A new approach to the rooting of the eukaryotic tree is applied by using a subset of genomic information with more recent evolutionary origin-mitochondrial sequences, whose closest relatives are α-Proteobacteria.

The SAR11 Group of Alpha-Proteobacteria Is Not Related to the Origin of Mitochondria

Preliminary phylogenetic analyses support that SAR11 group is not the sistergroup of the Rickettsiales+mitochondria clade and confirm that the position of this group in the alpha-proteobacterial tree is strongly affected by tree reconstruction artefacts due to compositional bias.

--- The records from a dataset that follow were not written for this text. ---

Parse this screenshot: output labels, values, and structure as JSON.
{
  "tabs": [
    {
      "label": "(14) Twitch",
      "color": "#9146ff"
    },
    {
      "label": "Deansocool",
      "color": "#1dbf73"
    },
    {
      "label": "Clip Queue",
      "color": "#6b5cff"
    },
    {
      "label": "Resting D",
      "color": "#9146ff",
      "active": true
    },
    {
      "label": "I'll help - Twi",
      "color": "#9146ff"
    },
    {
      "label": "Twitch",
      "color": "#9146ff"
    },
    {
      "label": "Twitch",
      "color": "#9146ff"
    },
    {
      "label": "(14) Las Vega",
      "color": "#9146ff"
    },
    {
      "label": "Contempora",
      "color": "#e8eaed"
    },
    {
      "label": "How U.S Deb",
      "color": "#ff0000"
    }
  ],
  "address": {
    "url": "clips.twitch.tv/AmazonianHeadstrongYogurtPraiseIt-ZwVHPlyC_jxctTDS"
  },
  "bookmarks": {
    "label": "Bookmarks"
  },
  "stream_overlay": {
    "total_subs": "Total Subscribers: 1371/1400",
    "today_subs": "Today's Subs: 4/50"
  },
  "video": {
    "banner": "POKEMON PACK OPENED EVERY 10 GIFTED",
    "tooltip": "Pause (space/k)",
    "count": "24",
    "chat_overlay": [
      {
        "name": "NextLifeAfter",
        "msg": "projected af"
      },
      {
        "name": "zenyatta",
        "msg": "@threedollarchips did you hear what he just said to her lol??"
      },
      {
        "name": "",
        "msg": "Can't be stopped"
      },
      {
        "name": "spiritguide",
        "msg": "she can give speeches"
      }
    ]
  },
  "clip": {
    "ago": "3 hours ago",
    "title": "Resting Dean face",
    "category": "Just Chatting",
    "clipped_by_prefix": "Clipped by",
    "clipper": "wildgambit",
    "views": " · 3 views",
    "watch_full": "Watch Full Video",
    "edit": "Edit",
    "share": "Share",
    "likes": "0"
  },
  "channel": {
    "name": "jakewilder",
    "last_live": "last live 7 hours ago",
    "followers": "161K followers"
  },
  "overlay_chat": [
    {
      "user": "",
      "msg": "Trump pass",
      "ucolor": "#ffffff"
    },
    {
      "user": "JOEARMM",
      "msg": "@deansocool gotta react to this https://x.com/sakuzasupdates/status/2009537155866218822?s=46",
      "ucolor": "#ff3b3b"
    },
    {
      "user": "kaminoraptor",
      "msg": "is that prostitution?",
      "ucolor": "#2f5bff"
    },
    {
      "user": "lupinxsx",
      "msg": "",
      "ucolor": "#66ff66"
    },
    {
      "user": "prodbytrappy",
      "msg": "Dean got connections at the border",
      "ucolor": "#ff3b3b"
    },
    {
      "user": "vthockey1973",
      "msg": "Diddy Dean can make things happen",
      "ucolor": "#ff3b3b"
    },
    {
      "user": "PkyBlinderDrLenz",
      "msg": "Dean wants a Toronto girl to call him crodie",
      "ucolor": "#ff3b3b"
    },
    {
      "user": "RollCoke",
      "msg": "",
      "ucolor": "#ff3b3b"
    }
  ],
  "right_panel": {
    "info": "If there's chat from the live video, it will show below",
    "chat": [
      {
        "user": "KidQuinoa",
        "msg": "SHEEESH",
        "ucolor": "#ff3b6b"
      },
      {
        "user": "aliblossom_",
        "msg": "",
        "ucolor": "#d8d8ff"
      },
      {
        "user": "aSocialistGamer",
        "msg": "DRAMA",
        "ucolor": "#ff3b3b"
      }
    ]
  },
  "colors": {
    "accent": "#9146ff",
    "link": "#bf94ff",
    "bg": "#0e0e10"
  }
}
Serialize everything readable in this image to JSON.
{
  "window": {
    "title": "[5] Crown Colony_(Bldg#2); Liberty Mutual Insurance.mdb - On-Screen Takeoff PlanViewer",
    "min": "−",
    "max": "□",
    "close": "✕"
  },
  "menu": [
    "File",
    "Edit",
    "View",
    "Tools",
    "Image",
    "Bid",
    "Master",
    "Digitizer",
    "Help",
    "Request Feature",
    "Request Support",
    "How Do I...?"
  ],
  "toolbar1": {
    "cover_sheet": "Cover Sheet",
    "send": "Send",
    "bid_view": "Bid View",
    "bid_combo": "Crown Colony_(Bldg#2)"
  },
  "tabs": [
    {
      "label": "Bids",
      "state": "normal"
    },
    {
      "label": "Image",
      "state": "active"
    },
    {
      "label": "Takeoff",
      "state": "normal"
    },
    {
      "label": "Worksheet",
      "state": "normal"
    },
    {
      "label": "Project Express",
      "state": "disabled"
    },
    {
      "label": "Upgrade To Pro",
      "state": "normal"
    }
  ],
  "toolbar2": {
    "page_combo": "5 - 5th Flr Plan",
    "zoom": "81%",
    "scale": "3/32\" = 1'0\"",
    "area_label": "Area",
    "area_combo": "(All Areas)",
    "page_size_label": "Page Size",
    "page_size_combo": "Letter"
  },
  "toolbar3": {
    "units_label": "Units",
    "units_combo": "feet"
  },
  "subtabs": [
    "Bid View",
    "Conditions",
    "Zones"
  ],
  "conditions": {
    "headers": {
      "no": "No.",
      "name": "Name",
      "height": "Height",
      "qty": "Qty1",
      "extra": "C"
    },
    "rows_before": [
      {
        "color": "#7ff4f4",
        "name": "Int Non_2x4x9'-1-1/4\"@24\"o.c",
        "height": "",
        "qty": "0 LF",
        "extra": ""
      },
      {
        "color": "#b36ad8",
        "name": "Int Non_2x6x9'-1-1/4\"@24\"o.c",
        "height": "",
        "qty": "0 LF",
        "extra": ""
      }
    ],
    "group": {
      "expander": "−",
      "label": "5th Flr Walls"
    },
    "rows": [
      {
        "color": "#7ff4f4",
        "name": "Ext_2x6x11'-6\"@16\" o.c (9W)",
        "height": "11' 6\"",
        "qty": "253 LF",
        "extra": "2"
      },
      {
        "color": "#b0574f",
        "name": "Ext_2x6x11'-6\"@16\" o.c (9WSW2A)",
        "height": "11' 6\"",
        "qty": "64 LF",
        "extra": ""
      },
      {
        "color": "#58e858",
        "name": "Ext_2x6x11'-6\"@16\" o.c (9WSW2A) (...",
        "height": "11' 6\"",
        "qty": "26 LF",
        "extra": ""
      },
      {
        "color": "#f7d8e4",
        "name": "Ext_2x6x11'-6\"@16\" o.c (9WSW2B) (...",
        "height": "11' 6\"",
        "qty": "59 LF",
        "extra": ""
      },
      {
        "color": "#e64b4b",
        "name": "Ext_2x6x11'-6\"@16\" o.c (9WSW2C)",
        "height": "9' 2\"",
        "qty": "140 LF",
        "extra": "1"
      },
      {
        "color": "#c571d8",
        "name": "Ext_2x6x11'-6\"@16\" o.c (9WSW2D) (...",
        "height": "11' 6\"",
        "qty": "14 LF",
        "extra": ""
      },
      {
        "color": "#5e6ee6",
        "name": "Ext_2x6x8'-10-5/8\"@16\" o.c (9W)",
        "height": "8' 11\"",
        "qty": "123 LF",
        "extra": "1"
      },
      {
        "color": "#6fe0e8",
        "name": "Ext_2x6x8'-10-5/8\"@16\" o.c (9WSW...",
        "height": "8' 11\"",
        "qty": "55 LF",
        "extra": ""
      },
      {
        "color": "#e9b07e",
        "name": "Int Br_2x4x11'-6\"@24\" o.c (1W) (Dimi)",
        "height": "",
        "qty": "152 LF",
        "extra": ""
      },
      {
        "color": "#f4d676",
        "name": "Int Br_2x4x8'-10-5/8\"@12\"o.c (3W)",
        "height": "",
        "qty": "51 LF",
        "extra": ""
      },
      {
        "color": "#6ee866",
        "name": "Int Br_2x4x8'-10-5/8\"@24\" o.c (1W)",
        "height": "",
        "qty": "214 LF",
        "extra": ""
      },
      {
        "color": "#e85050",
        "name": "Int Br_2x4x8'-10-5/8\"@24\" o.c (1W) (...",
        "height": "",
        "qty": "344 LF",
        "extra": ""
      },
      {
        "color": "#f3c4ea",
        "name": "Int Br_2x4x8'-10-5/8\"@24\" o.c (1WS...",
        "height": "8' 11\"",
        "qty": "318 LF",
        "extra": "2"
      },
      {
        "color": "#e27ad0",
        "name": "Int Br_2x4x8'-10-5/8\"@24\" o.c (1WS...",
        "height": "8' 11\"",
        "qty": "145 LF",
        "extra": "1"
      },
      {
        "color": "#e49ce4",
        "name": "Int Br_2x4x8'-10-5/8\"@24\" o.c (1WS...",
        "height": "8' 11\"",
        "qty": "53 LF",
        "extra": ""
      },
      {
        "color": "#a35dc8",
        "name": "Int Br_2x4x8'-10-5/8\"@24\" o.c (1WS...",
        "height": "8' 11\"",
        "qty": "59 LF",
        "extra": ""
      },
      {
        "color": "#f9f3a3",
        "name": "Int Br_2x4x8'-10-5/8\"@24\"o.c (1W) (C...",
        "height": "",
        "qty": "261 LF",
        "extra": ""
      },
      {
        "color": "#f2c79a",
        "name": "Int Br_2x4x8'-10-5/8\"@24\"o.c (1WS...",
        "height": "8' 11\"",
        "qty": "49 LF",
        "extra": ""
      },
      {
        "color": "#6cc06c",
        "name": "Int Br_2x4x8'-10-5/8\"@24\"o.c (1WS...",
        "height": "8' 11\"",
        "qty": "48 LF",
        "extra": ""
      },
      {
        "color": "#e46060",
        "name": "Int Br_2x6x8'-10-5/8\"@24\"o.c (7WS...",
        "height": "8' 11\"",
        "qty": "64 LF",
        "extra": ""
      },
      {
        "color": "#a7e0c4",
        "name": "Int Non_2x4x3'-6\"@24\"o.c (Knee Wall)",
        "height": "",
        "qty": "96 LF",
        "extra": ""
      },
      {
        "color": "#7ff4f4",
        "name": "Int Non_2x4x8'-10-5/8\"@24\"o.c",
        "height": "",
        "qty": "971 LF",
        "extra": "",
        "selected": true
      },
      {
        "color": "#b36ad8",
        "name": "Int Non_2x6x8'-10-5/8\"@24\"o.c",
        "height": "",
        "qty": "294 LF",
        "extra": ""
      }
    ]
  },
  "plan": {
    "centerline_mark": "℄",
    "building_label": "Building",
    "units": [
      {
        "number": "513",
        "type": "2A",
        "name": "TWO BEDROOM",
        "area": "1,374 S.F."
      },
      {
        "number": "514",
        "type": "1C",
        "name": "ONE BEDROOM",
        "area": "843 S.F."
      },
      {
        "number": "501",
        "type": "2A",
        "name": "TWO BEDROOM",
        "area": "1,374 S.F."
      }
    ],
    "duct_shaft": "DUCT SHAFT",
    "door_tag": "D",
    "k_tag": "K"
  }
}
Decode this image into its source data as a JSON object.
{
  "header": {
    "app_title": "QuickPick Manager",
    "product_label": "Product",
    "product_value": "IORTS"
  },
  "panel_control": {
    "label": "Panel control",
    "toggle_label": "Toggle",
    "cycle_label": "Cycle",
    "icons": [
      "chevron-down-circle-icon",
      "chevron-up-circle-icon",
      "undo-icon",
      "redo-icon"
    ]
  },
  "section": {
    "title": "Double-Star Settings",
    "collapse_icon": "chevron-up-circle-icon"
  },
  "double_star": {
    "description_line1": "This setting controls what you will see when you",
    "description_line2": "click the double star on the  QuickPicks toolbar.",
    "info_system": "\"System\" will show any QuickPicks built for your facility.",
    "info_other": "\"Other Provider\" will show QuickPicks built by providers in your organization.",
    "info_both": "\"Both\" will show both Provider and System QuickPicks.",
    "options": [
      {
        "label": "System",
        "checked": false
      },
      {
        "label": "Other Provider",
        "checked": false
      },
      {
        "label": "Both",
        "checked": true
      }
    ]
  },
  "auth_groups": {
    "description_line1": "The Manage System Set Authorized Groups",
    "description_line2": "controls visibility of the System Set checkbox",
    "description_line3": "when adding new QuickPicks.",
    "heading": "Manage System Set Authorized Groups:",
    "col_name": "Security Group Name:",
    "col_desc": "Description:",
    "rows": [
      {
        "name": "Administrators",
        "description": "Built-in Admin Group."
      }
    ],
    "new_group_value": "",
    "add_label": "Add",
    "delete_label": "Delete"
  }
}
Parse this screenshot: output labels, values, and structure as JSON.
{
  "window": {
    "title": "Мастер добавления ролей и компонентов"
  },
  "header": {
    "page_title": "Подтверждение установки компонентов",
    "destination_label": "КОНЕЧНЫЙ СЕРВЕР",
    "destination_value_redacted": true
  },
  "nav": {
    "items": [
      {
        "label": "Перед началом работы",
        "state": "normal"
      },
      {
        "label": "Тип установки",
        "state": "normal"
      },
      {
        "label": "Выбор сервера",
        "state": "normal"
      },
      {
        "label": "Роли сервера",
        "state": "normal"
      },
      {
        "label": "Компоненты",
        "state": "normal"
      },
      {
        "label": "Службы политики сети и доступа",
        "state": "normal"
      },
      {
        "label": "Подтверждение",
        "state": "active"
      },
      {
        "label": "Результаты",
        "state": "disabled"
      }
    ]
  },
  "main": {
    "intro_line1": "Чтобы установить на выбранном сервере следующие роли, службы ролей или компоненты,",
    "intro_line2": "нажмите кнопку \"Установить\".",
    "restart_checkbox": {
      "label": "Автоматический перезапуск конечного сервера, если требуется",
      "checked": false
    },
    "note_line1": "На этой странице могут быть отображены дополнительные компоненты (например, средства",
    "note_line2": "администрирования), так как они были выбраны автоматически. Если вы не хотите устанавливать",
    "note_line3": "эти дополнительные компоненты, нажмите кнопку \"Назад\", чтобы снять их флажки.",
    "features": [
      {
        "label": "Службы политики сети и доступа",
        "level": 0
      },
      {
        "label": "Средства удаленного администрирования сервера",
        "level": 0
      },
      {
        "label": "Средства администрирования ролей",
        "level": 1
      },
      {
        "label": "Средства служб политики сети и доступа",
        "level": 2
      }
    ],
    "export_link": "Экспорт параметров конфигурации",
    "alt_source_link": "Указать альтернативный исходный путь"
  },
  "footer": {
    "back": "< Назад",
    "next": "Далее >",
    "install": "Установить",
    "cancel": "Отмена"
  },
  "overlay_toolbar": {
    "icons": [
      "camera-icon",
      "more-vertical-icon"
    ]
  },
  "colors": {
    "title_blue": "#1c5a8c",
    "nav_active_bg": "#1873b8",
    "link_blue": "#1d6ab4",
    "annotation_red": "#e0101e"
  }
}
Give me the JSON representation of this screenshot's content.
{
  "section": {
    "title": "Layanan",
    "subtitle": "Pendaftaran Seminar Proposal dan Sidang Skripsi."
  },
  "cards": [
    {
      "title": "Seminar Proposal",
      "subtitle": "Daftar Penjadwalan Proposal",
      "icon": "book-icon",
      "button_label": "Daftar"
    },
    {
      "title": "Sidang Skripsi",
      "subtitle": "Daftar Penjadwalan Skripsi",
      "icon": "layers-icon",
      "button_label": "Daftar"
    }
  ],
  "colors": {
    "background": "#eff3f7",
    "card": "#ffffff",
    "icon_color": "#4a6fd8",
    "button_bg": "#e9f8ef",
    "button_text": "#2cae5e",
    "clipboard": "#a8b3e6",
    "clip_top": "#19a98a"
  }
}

Bacterial genome chimaerism and the origin of mitochondria.

The results support the idea that notable bacterial genome chimaerism has occurred en route to the formation of mitochondria.

A genome phylogeny for mitochondria among alpha-proteobacteria and a predominantly eubacterial ancestry of yeast nuclear genes.

It is indicated that at the levels of overall amino acid sequence identity and gene content, yeast shares a sister-group relationship with eubacteria, not with archaebacteria, in contrast to the current phylogenetic paradigm based on ribosomal RNA.

Mitochondrial evolution.

  • M. Gray
  • Biology
    Cold Spring Harbor perspectives in biology
  • 2012
New data continue to reshape views regarding mitochondrial evolution, particularly raising the question of whether the mitochondrion originated after the eukaryotic cell arose, as assumed in the classical endosymbiont hypothesis, or whether this organelle had its beginning at the same time as the cell containing it.